Data records for software interfaces
* * * * * * *

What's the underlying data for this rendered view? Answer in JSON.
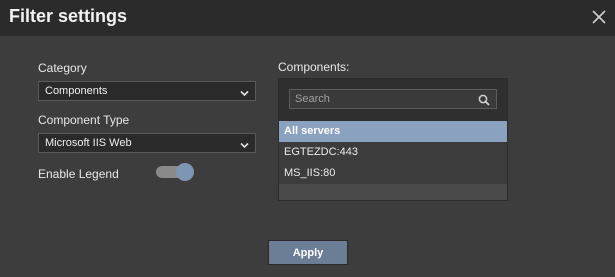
{
  "dialog": {
    "title": "Filter settings"
  },
  "category": {
    "label": "Category",
    "selected": "Components"
  },
  "component_type": {
    "label": "Component Type",
    "selected": "Microsoft IIS Web"
  },
  "legend": {
    "label": "Enable Legend",
    "enabled": true
  },
  "components": {
    "label": "Components:",
    "search_placeholder": "Search",
    "items": [
      {
        "label": "All servers",
        "selected": true
      },
      {
        "label": "EGTEZDC:443",
        "selected": false
      },
      {
        "label": "MS_IIS:80",
        "selected": false
      }
    ]
  },
  "actions": {
    "apply_label": "Apply"
  },
  "colors": {
    "accent": "#8aa1c0",
    "button": "#6c7e96",
    "header": "#2b2b2b",
    "background": "#3d3d3d"
  }
}
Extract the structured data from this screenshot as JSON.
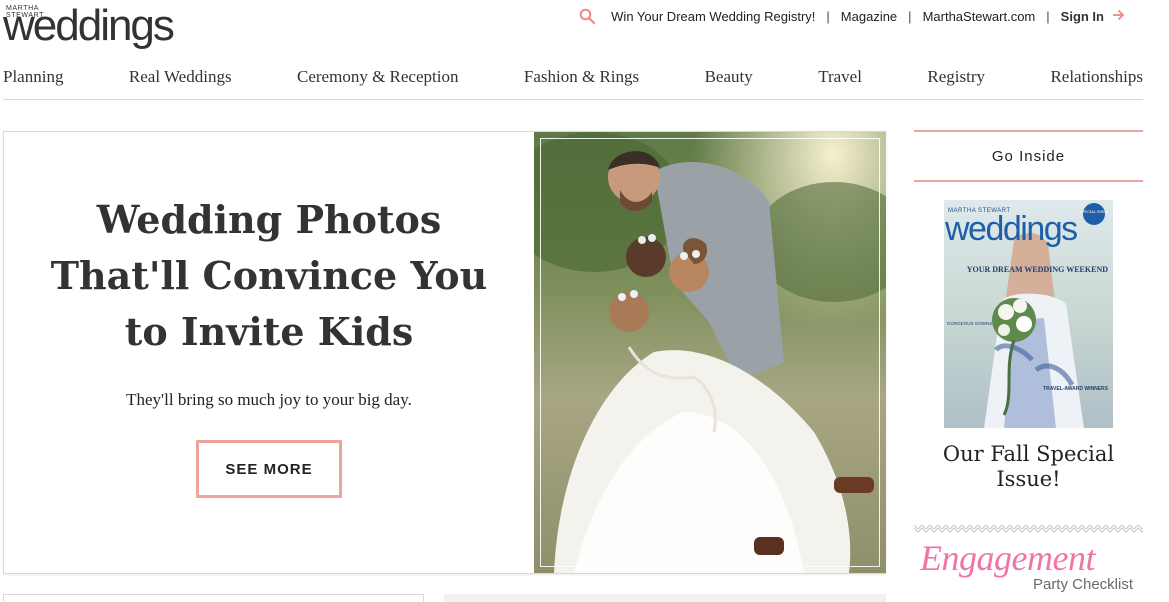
{
  "brand": {
    "tagline": "MARTHA STEWART",
    "name": "weddings"
  },
  "utility": {
    "promo_link": "Win Your Dream Wedding Registry!",
    "magazine_link": "Magazine",
    "site_link": "MarthaStewart.com",
    "signin_label": "Sign In",
    "accent_color": "#f08880"
  },
  "nav": {
    "items": [
      {
        "label": "Planning"
      },
      {
        "label": "Real Weddings"
      },
      {
        "label": "Ceremony & Reception"
      },
      {
        "label": "Fashion & Rings"
      },
      {
        "label": "Beauty"
      },
      {
        "label": "Travel"
      },
      {
        "label": "Registry"
      },
      {
        "label": "Relationships"
      }
    ]
  },
  "hero": {
    "title": "Wedding Photos That'll Convince You to Invite Kids",
    "subtitle": "They'll bring so much joy to your big day.",
    "cta_label": "SEE MORE",
    "cta_border_color": "#eca59d"
  },
  "sidebar": {
    "section_title": "Go Inside",
    "magazine_cover": {
      "masthead_top": "MARTHA STEWART",
      "masthead": "weddings",
      "badge": "SPECIAL ISSUE",
      "headline": "YOUR DREAM WEDDING WEEKEND",
      "side_text_1": "GORGEOUS GOWNS",
      "side_text_2": "TRAVEL-AWARD WINNERS"
    },
    "caption": "Our Fall Special Issue!",
    "ad": {
      "title": "Engagement",
      "subtitle": "Party Checklist",
      "title_color": "#ef74a8"
    }
  }
}
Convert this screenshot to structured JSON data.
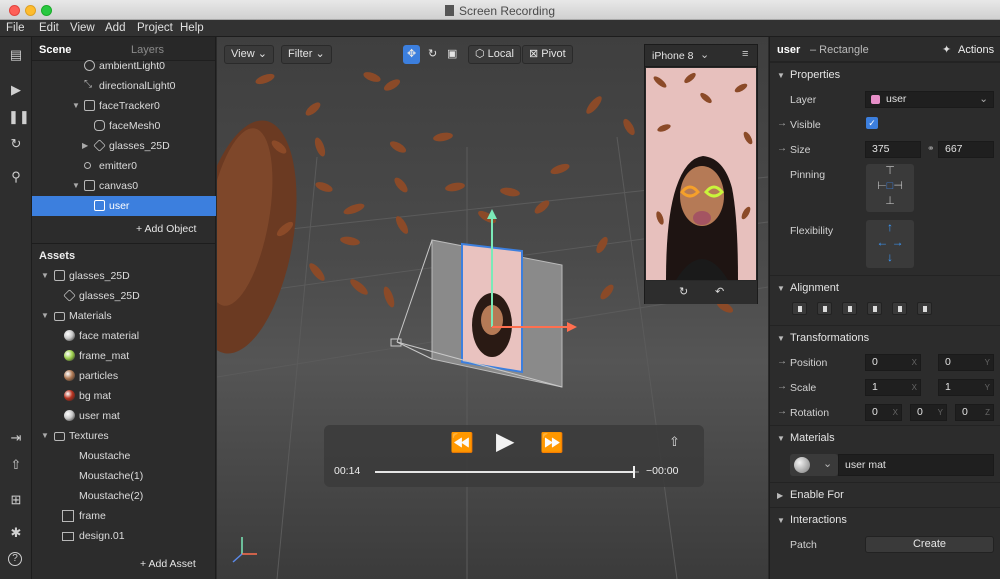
{
  "window": {
    "title": "Screen Recording"
  },
  "menu": [
    "File",
    "Edit",
    "View",
    "Add",
    "Project",
    "Help"
  ],
  "scene_panel": {
    "tabs": [
      "Scene",
      "Layers"
    ],
    "items": [
      {
        "label": "ambientLight0"
      },
      {
        "label": "directionalLight0"
      },
      {
        "label": "faceTracker0"
      },
      {
        "label": "faceMesh0"
      },
      {
        "label": "glasses_25D"
      },
      {
        "label": "emitter0"
      },
      {
        "label": "canvas0"
      },
      {
        "label": "user"
      }
    ],
    "add_object": "+ Add Object"
  },
  "assets_panel": {
    "title": "Assets",
    "items": [
      {
        "label": "glasses_25D"
      },
      {
        "label": "glasses_25D"
      },
      {
        "label": "Materials"
      },
      {
        "label": "face material",
        "color": "#c9c9c9"
      },
      {
        "label": "frame_mat",
        "color": "#9fd24e"
      },
      {
        "label": "particles",
        "color": "#b07a55"
      },
      {
        "label": "bg mat",
        "color": "#b8321f"
      },
      {
        "label": "user mat",
        "color": "#c9c9c9"
      },
      {
        "label": "Textures"
      },
      {
        "label": "Moustache"
      },
      {
        "label": "Moustache(1)"
      },
      {
        "label": "Moustache(2)"
      },
      {
        "label": "frame"
      },
      {
        "label": "design.01"
      }
    ],
    "add_asset": "+ Add Asset"
  },
  "viewport": {
    "view_label": "View",
    "filter_label": "Filter",
    "local_label": "Local",
    "pivot_label": "Pivot",
    "device": "iPhone 8"
  },
  "player": {
    "elapsed": "00:14",
    "remaining": "−00:00",
    "progress": 0.98
  },
  "properties": {
    "object_name": "user",
    "object_type": "– Rectangle",
    "actions_label": "Actions",
    "section_properties": "Properties",
    "layer_label": "Layer",
    "layer_value": "user",
    "layer_color": "#e78fc8",
    "visible_label": "Visible",
    "size_label": "Size",
    "size_w": "375",
    "size_h": "667",
    "pinning_label": "Pinning",
    "flexibility_label": "Flexibility",
    "section_alignment": "Alignment",
    "section_transformations": "Transformations",
    "position_label": "Position",
    "position": [
      "0",
      "0"
    ],
    "scale_label": "Scale",
    "scale": [
      "1",
      "1"
    ],
    "rotation_label": "Rotation",
    "rotation": [
      "0",
      "0",
      "0"
    ],
    "axis_x": "X",
    "axis_y": "Y",
    "axis_z": "Z",
    "section_materials": "Materials",
    "material_value": "user mat",
    "section_enable_for": "Enable For",
    "section_interactions": "Interactions",
    "patch_label": "Patch",
    "create_label": "Create"
  }
}
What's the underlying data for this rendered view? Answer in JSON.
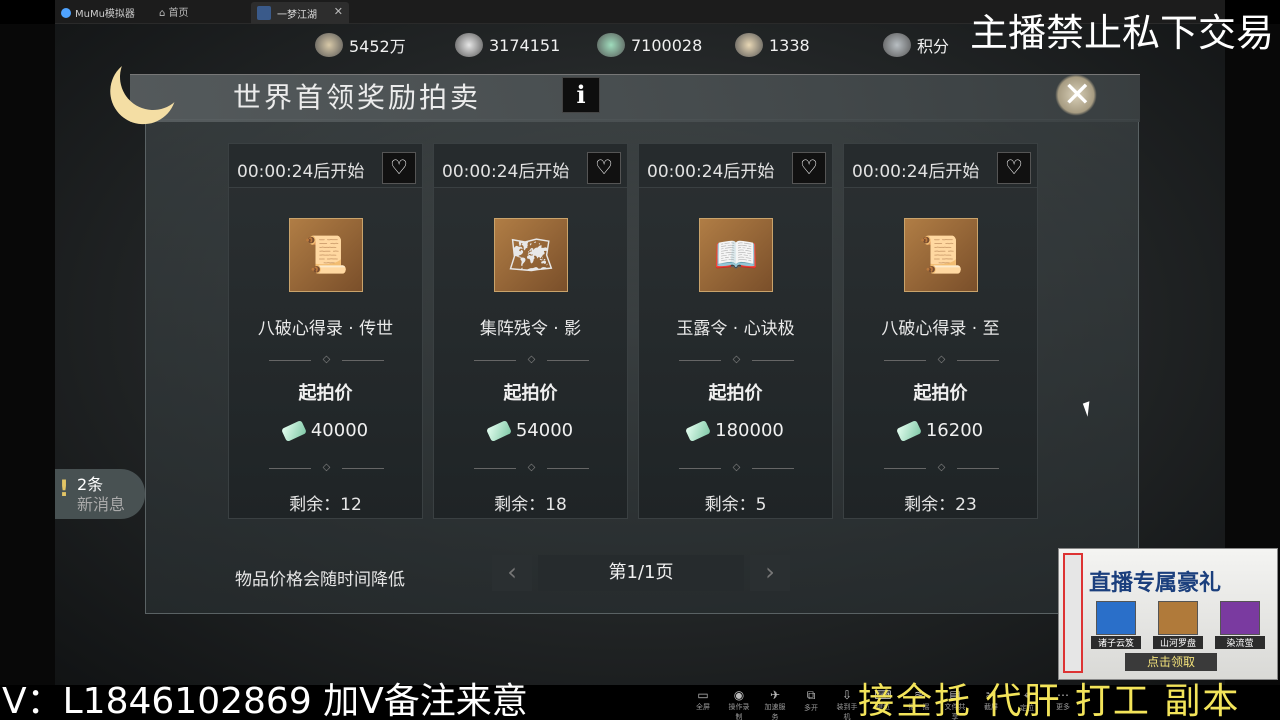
{
  "emulator": {
    "app_title": "MuMu模拟器",
    "home_label": "首页",
    "tab_label": "一梦江湖",
    "tab_close": "✕"
  },
  "currencies": [
    {
      "icon": "coin-pouch-icon",
      "value": "5452万",
      "color": "#d8c9a8"
    },
    {
      "icon": "silver-ingot-icon",
      "value": "3174151",
      "color": "#e6e6e6"
    },
    {
      "icon": "jade-plus-icon",
      "value": "7100028",
      "color": "#9fdcbc"
    },
    {
      "icon": "gold-ingot-plus-icon",
      "value": "1338",
      "color": "#e8d7b5"
    },
    {
      "icon": "points-shield-icon",
      "value": "积分",
      "color": "#b8bec2"
    }
  ],
  "panel": {
    "title": "世界首领奖励拍卖",
    "info_label": "i",
    "close_label": "✕"
  },
  "auction_items": [
    {
      "timer": "00:00:24后开始",
      "name": "八破心得录 · 传世",
      "price_label": "起拍价",
      "price": "40000",
      "remaining": "剩余：12",
      "icon": "golden-scroll-icon",
      "glyph": "📜"
    },
    {
      "timer": "00:00:24后开始",
      "name": "集阵残令 · 影",
      "price_label": "起拍价",
      "price": "54000",
      "remaining": "剩余：18",
      "icon": "torn-order-scroll-icon",
      "glyph": "🗺"
    },
    {
      "timer": "00:00:24后开始",
      "name": "玉露令 · 心诀极",
      "price_label": "起拍价",
      "price": "180000",
      "remaining": "剩余：5",
      "icon": "open-book-scroll-icon",
      "glyph": "📖"
    },
    {
      "timer": "00:00:24后开始",
      "name": "八破心得录 · 至",
      "price_label": "起拍价",
      "price": "16200",
      "remaining": "剩余：23",
      "icon": "golden-scroll-icon",
      "glyph": "📜"
    }
  ],
  "footer": {
    "note": "物品价格会随时间降低",
    "page": "第1/1页",
    "prev": "‹",
    "next": "›"
  },
  "messages": {
    "count": "2条",
    "label": "新消息"
  },
  "overlay": {
    "top_notice": "主播禁止私下交易",
    "contact": "V：L1846102869 加V备注来意",
    "service": "接全托 代肝 打工 副本"
  },
  "toolbar": [
    {
      "icon": "fullscreen-icon",
      "label": "全屏"
    },
    {
      "icon": "record-icon",
      "label": "操作录制"
    },
    {
      "icon": "rocket-icon",
      "label": "加速服务"
    },
    {
      "icon": "multi-open-icon",
      "label": "多开"
    },
    {
      "icon": "install-icon",
      "label": "装到手机"
    },
    {
      "icon": "keyboard-icon",
      "label": "键位"
    },
    {
      "icon": "shake-icon",
      "label": "摇一摇"
    },
    {
      "icon": "file-share-icon",
      "label": "文件共享"
    },
    {
      "icon": "screenshot-icon",
      "label": "截屏"
    },
    {
      "icon": "location-icon",
      "label": "定位"
    },
    {
      "icon": "more-icon",
      "label": "更多"
    }
  ],
  "promo": {
    "title": "直播专属豪礼",
    "gifts": [
      {
        "name": "诸子云笈",
        "color": "#2a6fc9"
      },
      {
        "name": "山河罗盘",
        "color": "#b07a3a"
      },
      {
        "name": "染流萤",
        "color": "#7a3aa0"
      }
    ],
    "claim": "点击领取"
  }
}
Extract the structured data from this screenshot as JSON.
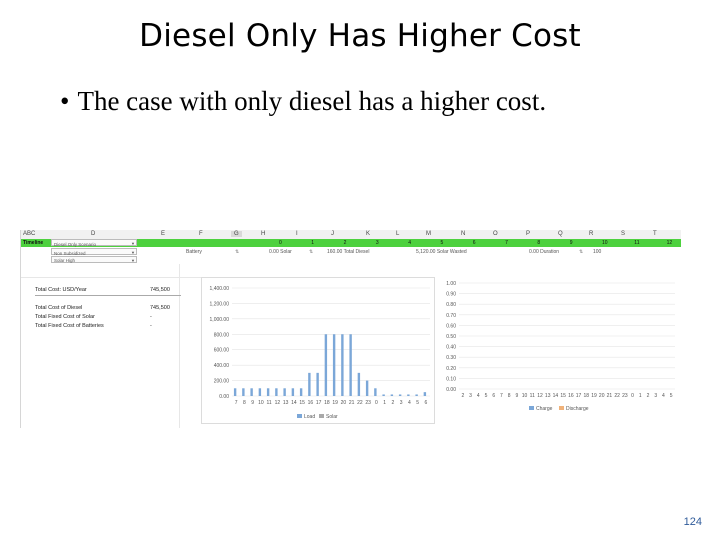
{
  "slide": {
    "title": "Diesel Only Has Higher Cost",
    "bullet_mark": "•",
    "bullet": "The case with only diesel has a higher cost.",
    "page_number": "124"
  },
  "sheet": {
    "column_headers": [
      "A",
      "B",
      "C",
      "D",
      "E",
      "F",
      "G",
      "H",
      "I",
      "J",
      "K",
      "L",
      "M",
      "N",
      "O",
      "P",
      "Q",
      "R",
      "S",
      "T"
    ],
    "selected_column": "G",
    "timeline_label": "Timeline",
    "dropdowns": [
      "Diesel Only Scenario",
      "Non Subsidized",
      "Solar High"
    ],
    "timeline_numbers": [
      "0",
      "1",
      "2",
      "3",
      "4",
      "5",
      "6",
      "7",
      "8",
      "9",
      "10",
      "11",
      "12"
    ],
    "row2": {
      "battery_label": "Battery",
      "solar_value": "0.00 Solar",
      "diesel_value": "160.00 Total Diesel",
      "wasted_value": "5,120.00 Solar Wasted",
      "duration_value": "0.00 Duration",
      "last_value": "100"
    },
    "summary": [
      {
        "label": "Total Cost: USD/Year",
        "value": "745,500"
      },
      {
        "label": "Total Cost of Diesel",
        "value": "745,500"
      },
      {
        "label": "Total Fixed Cost of Solar",
        "value": "-"
      },
      {
        "label": "Total Fixed Cost of Batteries",
        "value": "-"
      }
    ]
  },
  "chart_data": [
    {
      "type": "bar",
      "title": "",
      "categories": [
        "7",
        "8",
        "9",
        "10",
        "11",
        "12",
        "13",
        "14",
        "15",
        "16",
        "17",
        "18",
        "19",
        "20",
        "21",
        "22",
        "23",
        "0",
        "1",
        "2",
        "3",
        "4",
        "5",
        "6"
      ],
      "series": [
        {
          "name": "Load",
          "values": [
            100,
            100,
            100,
            100,
            100,
            100,
            100,
            100,
            100,
            300,
            300,
            800,
            800,
            800,
            800,
            300,
            200,
            100,
            20,
            20,
            20,
            20,
            20,
            50
          ]
        },
        {
          "name": "Solar",
          "values": [
            0,
            0,
            0,
            0,
            0,
            0,
            0,
            0,
            0,
            0,
            0,
            0,
            0,
            0,
            0,
            0,
            0,
            0,
            0,
            0,
            0,
            0,
            0,
            0
          ]
        }
      ],
      "y_ticks": [
        "0.00",
        "200.00",
        "400.00",
        "600.00",
        "800.00",
        "1,000.00",
        "1,200.00",
        "1,400.00"
      ],
      "ylim": [
        0,
        1400
      ],
      "legend": "bottom",
      "grid": true,
      "colors": {
        "Load": "#7ba7d8",
        "Solar": "#a9a9a9"
      }
    },
    {
      "type": "bar",
      "title": "",
      "categories": [
        "2",
        "3",
        "4",
        "5",
        "6",
        "7",
        "8",
        "9",
        "10",
        "11",
        "12",
        "13",
        "14",
        "15",
        "16",
        "17",
        "18",
        "19",
        "20",
        "21",
        "22",
        "23",
        "0",
        "1",
        "2",
        "3",
        "4",
        "5"
      ],
      "series": [
        {
          "name": "Charge",
          "values": []
        },
        {
          "name": "Discharge",
          "values": []
        }
      ],
      "y_ticks": [
        "0.00",
        "0.10",
        "0.20",
        "0.30",
        "0.40",
        "0.50",
        "0.60",
        "0.70",
        "0.80",
        "0.90",
        "1.00"
      ],
      "ylim": [
        0,
        1
      ],
      "legend": "bottom",
      "grid": true,
      "colors": {
        "Charge": "#7ba7d8",
        "Discharge": "#f0b27a"
      }
    }
  ]
}
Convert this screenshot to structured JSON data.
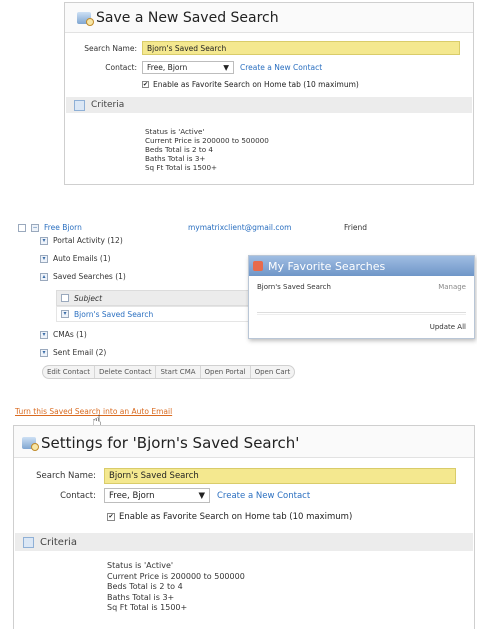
{
  "save_panel": {
    "title": "Save a New Saved Search",
    "search_name_label": "Search Name:",
    "search_name_value": "Bjorn's Saved Search",
    "contact_label": "Contact:",
    "contact_value": "Free, Bjorn",
    "create_contact_link": "Create a New Contact",
    "favorite_checkbox_label": "Enable as Favorite Search on Home tab (10 maximum)",
    "favorite_checked": true,
    "criteria_label": "Criteria",
    "criteria_lines": [
      "Status is 'Active'",
      "Current Price is 200000 to 500000",
      "Beds Total is 2 to 4",
      "Baths Total is 3+",
      "Sq Ft Total is 1500+"
    ]
  },
  "contact_panel": {
    "contact_name": "Free Bjorn",
    "contact_email": "mymatrixclient@gmail.com",
    "contact_type": "Friend",
    "sections": [
      {
        "label": "Portal Activity (12)"
      },
      {
        "label": "Auto Emails (1)"
      },
      {
        "label": "Saved Searches (1)"
      },
      {
        "label": "CMAs (1)"
      },
      {
        "label": "Sent Email (2)"
      }
    ],
    "subject_header": "Subject",
    "saved_search_item": "Bjorn's Saved Search",
    "buttons": [
      "Edit Contact",
      "Delete Contact",
      "Start CMA",
      "Open Portal",
      "Open Cart"
    ]
  },
  "favorites_popup": {
    "title": "My Favorite Searches",
    "item_name": "Bjorn's Saved Search",
    "item_action": "Manage",
    "update_all": "Update All"
  },
  "turn_link": "Turn this Saved Search into an Auto Email",
  "settings_panel": {
    "title": "Settings for 'Bjorn's Saved Search'",
    "search_name_label": "Search Name:",
    "search_name_value": "Bjorn's Saved Search",
    "contact_label": "Contact:",
    "contact_value": "Free, Bjorn",
    "create_contact_link": "Create a New Contact",
    "favorite_checkbox_label": "Enable as Favorite Search on Home tab (10 maximum)",
    "favorite_checked": true,
    "criteria_label": "Criteria",
    "criteria_lines": [
      "Status is 'Active'",
      "Current Price is 200000 to 500000",
      "Beds Total is 2 to 4",
      "Baths Total is 3+",
      "Sq Ft Total is 1500+"
    ]
  },
  "colors": {
    "input_yellow": "#f4e88f",
    "link_blue": "#2a6fc0",
    "link_orange": "#d96a1f",
    "popup_header": "#7fa2cf"
  }
}
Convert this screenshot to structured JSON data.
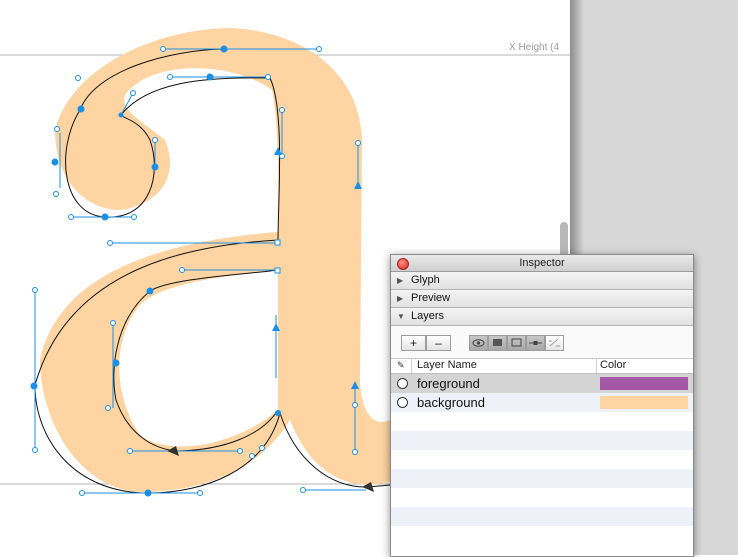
{
  "canvas": {
    "metric_label": "X Height (4",
    "glyph_fill_color": "#fdd4a2",
    "outline_color": "#111111",
    "point_color": "#1a8fe6",
    "metric_line_color": "#b5b5b5"
  },
  "inspector": {
    "title": "Inspector",
    "sections": {
      "glyph": "Glyph",
      "preview": "Preview",
      "layers": "Layers"
    },
    "toolbar": {
      "add_label": "+",
      "remove_label": "–"
    },
    "columns": {
      "name": "Layer Name",
      "color": "Color"
    },
    "layers": [
      {
        "name": "foreground",
        "color": "#a357a5",
        "selected": true
      },
      {
        "name": "background",
        "color": "#fdd4a2",
        "selected": false
      }
    ]
  }
}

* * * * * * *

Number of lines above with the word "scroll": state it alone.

4